2. Fischli and Weiss, Suddenly This Overview: Although I have seen  this work on numerous occasions, the curatorial and physical context for its presentation which placed the viewer in a situation of inescapable encounter was irresistible in its immediacy, its wry humor, and its creative truth.

3. The paintings of Varda Caivano were compelling in their diaphanous abstraction and the perfection of their relatively small format.

4. Danh Vo is a master of the part-object and the absent form to give form to meanings that encompass history, cultural economies, and ideology. His installation of the architectural and interior elements of colonial era church transported from Vietnam to the Arsenale is a highlight of the Biennial.

5. After passing through the visual and conceptual density of the exhibition in the Arsenale, Pawel Althamer’s Venitians, a fabulous social portrait composed across space of figures made from cast faces of immigrant works in Venice atop an armature swathed in robes of liquid plastic, offers a physical and mental release akin to being lost in the streets of Venice before coming upon a vast, open campo.

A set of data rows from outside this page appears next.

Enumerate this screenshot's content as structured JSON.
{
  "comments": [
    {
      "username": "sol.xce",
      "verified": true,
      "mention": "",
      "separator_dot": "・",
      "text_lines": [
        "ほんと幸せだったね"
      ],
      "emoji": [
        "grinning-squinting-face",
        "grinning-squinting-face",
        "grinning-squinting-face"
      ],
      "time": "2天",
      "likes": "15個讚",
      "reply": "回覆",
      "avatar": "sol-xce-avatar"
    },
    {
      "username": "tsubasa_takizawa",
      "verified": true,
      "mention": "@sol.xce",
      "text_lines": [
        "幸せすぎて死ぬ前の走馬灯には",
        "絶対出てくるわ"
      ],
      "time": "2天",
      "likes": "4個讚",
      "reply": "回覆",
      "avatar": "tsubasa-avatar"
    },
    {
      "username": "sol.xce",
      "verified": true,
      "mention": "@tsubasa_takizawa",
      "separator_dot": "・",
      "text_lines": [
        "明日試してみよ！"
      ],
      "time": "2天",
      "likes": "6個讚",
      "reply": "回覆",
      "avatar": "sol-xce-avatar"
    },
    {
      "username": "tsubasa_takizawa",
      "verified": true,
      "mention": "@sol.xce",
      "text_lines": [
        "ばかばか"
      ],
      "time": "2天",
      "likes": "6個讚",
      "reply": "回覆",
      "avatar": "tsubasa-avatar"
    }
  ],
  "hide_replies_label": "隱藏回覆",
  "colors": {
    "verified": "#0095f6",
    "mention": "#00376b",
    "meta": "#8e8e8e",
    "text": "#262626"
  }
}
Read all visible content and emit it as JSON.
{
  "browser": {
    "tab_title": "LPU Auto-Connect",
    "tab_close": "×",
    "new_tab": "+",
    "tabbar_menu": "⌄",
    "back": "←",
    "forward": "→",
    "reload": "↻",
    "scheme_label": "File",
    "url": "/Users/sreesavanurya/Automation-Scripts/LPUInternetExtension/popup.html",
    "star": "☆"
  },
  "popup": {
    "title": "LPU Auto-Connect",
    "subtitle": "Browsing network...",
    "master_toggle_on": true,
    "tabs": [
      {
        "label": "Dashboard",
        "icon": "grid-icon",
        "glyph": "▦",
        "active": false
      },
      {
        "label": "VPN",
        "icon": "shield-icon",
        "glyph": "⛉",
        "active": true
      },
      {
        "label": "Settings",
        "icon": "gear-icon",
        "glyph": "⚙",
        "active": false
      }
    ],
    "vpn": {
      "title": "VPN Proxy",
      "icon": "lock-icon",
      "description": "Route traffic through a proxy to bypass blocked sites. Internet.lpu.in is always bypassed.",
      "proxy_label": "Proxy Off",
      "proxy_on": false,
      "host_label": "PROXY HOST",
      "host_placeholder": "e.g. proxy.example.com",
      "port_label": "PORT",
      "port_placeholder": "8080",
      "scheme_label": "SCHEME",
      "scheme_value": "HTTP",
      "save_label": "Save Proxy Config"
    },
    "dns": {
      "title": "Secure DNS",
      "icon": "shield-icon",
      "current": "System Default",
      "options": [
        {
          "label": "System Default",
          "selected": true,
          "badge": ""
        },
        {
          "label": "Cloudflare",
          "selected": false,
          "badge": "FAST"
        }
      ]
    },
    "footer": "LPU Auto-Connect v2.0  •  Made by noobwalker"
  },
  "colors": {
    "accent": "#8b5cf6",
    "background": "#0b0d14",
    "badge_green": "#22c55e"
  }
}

6. Trisha Donnelly presenting the same work—a monumental carved form in pink marble, with the promise of an aural form to accompany it—in the same location of one of the old buildings behind the Giardini die Vergine was a glorious punk moment amidst the largely well-behaved Biennial.

7. Mattias Poledna’s  Imitation of Life in the Austrian Pavilion was one of the most conceptually rich and visually luscious work that you want to see many times over.

8. Koi Tanaka’s work for the Japan Pavilion is a poised parcours through the material realities of everyday life confronted with the post-traumatic condition of natural and man-made disaster. The relative lightness of the artist’s approach to the pavilion, highlighting both the remnants of its past presentation of the architecture biennial, and the recuperative necessity of the ruin which served as supports for the presentation of various collective situations around daily activities orchestrated and documented by the artist, offers a profoundly thoughtful vision.

9. The Kamikaze Loggia, a collaborative project by the Bouillon Group, Thea Djordjadze, Nikoloz Lutidze, Gela Patashuri with Ei Arakawa and Sergei Tcherepnin, and Gio Sumbadze, which serves as the Giorgian Pavilion, is a lucidly fresh approach to the pavilion structure as parasitic device that functions as a literal and cultural window, and functioning place for reflection and spectatorship.

10. The Iraq Pavilion is a jewel of a presentation in a small palazzo near San Tomà, in which the works of artists, including Abdul Raheem Yassir, Jamal Penjweny, and the artistic duo called WAMI, are presented as modest gestures of improvisation that speak of a country coming to terms with its recent history through the everyday. The relative gentleness of the works and their installation is extraordinarily resonant in the context of the extreme conditions which press on all aspects of Iraqi  life as we know it through news and media coverage.  Books on Iraq, the history of the war, and the politics that have nourished it which are read on sofas in the cushioned environment replace the  visual rhetoric of violence and trauma that have become standard fare for national representations of art from war-torn places.  The desire to sit, to look, to read, and to reflect is overwhelmingly irresistible, and the work of the artists speaks to us of culture and humanity, and of the simple gestures and accoutrements of life as aspirational.